* [WHAT IS EXPECTED]
In the entries below, find the lines that contain the word "detail" and copy them.

* [ENTRIES PROVIDED]
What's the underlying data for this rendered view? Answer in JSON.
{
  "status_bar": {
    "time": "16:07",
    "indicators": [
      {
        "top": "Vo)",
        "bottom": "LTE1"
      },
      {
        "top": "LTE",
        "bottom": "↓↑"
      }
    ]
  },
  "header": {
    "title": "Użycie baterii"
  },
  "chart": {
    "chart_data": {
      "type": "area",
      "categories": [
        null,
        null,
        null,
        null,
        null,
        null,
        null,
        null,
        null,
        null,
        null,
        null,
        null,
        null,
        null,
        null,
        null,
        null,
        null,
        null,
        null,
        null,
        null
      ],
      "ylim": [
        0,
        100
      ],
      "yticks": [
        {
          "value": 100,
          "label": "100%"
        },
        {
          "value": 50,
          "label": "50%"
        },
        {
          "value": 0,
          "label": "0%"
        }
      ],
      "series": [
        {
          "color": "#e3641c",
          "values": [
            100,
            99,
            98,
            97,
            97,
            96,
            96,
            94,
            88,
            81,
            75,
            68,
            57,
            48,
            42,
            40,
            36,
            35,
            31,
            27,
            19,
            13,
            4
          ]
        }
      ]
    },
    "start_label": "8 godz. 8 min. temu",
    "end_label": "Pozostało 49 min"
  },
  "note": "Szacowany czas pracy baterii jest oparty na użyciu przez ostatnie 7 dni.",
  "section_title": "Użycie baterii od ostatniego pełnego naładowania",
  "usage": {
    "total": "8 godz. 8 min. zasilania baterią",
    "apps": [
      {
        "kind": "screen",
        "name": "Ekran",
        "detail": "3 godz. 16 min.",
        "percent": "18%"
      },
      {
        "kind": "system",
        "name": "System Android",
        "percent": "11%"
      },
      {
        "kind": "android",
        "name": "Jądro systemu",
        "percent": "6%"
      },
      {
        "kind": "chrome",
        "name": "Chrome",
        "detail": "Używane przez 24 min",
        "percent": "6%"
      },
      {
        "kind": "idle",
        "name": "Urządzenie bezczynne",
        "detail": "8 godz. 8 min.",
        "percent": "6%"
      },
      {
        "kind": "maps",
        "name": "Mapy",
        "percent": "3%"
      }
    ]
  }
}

* [RESPONSE BOX]
        "detail": "3 godz. 16 min.",
        "detail": "Używane przez 24 min",
        "detail": "8 godz. 8 min.",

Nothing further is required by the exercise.